  2. It’s essential to have everything corralled into the OmniFocus Inbox, so you can stop jumping around different inboxes, but more importantly, have everything pre-organized by the project. Go through your inboxes (email, Slack, DEVONthink, etc.) and link a new action to all unprocessed items in OmniFocus. The Hook app can help a lot with this step.
  3. Open the Process perspective, where you’ll see your unorganized stuff sitting in the Inbox waiting to be pre-organized. You must quickly go through each item and assign it to an existing or new project (don’t assign tags). You don’t have to come up with the final name for a new project. Set whatever comes to your mind; the important thing is to pre-organize unprocessed items in this step.
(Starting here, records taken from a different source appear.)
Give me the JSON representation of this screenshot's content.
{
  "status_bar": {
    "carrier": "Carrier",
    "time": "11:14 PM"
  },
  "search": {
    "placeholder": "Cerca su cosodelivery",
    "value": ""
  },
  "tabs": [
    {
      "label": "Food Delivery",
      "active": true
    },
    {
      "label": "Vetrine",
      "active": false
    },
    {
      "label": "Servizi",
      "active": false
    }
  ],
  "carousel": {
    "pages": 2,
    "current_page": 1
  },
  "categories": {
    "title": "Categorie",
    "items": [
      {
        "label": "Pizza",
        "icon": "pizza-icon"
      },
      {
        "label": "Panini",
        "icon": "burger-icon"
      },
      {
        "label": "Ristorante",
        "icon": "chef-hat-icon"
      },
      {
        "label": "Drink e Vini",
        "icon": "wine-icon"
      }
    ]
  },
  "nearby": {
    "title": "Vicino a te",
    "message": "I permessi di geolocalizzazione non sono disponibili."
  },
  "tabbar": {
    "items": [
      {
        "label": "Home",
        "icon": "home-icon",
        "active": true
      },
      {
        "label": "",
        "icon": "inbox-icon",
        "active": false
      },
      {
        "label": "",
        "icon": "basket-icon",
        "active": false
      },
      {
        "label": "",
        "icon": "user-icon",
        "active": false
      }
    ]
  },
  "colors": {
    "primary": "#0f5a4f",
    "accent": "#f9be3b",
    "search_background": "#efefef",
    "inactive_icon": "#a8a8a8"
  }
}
If you don’t know where to assign it, just skip it, or move it into a singular action list related to an area.
  4. When you have pre-organized everything, you can click the clean-up button (or press Command-K) to see all of your unprocessed items grouped by project. Now you can go through each item and deal with them in the context of its project instead of having them all over the place.

Why having a pre-organized inbox is better than a flat list of unknown stuff

I always get annoyed when I deal with something related to a big project in my inbox, and then 5 minutes later, another thing pops into my view about the same subject. I have to open the project and its support material again, get into the same mindset, and maybe even reconsider everything I figured out 5 minutes ago. It is a dumb way to plan things.

I’ve been pre-organizing inbox actions by the project for about a month now, and I can assure you that having unprocessed stuff grouped by the project can make a big difference. I can process my OmniFocus Inbox about 15-20% faster than before, but more importantly, I don’t feel tired after doing it. I stopped switching contexts for every item; instead, I’m spending more time at the project level and dealing with new things from this perspective.


I wrote a follow-up post to this one answering reader questions about this workflow.

2021.02.26.

The readability of GTD list managers

Three was a topic I saw a couple of days ago on /gtd, where redditors discussed which GTD app is the most good looking. It reminded me of a problem I wanted to write about for a while now: their list design’s readability. I know OmniFocus, Things, and Reminders well, so I concluded my experience about their typography below:

A lot of people would say it’s Things. It has a friendly UI, but from a readability point of view, it is one of the worst.

In my daily work, I have two problems with Things:

  • It only displays one line per task, which means, if you have longer task titles, you’ll end with a bunch of text clipped out, which is annoying on an iPhone. You have to open each task to see the full title, which is no fun when you quickly want to review your errands list.
  • Things displays every task list grouped by project. If you like me, you’ll usually have one next action per project, so having each project being this prominent is making your lists very noisy.

I stopped using Things because of these issues, and I switched back to OmniFocus, which displays full task titles, and has nicer list readability overall. Apple Reminder is also good at showing lists, which matters the most at the end, so I would go with OmniFocus and Reminders.

Let’s see these apps next to each other. From left to right are OmniFocus, Reminders, and Things.

As you can see, Things overflows the text and group actions by projects which makes the readability of a typical next actions list much worse. It was the main reason I left Things after using it for two years and switched back to OmniFocus.


I also made a switch from OmniFocus to Reminders in December, but that’s a topic of another post.